INFORMATION PROVIDED:
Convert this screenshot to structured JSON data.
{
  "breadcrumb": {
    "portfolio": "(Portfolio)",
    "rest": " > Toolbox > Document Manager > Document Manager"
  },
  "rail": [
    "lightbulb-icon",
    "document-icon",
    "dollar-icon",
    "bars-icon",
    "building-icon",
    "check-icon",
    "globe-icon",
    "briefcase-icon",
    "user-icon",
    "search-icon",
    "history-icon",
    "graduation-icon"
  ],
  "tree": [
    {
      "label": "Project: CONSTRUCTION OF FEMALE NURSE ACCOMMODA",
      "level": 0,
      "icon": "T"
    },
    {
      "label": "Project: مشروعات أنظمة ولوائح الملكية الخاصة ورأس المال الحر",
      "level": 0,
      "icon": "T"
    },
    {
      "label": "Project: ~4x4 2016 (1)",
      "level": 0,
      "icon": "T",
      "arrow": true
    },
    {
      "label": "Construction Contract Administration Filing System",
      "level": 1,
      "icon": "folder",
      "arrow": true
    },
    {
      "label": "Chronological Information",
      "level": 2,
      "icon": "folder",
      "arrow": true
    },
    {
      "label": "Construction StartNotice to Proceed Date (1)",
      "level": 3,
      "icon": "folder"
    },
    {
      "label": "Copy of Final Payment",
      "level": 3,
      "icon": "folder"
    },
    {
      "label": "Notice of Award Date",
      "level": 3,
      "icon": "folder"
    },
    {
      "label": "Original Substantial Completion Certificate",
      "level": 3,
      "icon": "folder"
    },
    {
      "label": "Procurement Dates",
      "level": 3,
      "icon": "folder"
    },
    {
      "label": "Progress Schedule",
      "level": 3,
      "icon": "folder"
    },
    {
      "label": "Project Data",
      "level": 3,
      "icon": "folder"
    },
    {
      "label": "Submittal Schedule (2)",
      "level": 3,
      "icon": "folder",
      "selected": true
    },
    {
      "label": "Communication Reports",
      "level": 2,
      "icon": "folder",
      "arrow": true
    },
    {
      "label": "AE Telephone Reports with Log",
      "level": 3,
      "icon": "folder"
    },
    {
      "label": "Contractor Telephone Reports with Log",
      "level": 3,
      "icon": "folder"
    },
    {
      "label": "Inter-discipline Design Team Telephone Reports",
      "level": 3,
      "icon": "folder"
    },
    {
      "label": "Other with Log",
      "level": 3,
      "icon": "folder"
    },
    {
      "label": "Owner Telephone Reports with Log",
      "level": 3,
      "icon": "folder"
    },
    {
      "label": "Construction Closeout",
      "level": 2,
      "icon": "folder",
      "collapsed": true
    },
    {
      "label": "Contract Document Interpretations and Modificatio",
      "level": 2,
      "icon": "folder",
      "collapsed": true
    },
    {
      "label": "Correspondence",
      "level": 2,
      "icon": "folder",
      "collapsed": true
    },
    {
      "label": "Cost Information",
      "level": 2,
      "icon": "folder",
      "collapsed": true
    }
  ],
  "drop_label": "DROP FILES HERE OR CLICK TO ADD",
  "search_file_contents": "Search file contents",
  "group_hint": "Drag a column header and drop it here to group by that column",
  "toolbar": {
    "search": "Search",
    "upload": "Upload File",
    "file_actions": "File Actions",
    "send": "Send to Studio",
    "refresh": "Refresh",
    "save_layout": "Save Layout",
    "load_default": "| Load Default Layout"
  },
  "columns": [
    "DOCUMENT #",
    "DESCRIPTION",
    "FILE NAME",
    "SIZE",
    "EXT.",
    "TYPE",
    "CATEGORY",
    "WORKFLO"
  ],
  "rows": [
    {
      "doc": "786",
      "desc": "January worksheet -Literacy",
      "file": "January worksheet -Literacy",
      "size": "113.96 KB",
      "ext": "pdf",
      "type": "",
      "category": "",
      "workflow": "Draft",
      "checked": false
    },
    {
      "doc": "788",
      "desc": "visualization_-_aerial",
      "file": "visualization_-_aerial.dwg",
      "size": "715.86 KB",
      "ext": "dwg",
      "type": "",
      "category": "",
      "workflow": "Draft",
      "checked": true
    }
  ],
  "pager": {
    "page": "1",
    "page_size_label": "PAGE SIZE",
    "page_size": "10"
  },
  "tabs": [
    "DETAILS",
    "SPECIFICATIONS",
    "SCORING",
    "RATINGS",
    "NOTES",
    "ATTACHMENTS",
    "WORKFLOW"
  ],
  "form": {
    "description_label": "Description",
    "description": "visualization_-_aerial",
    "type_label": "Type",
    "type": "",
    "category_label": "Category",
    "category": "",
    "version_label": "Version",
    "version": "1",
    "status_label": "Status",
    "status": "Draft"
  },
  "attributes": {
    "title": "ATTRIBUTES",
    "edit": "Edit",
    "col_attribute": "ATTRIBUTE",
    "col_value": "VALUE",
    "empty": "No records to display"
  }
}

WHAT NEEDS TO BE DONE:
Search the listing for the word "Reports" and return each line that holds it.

RESULT FOR THIS TASK:
      "label": "Communication Reports",
      "label": "AE Telephone Reports with Log",
      "label": "Contractor Telephone Reports with Log",
      "label": "Inter-discipline Design Team Telephone Reports",
      "label": "Owner Telephone Reports with Log",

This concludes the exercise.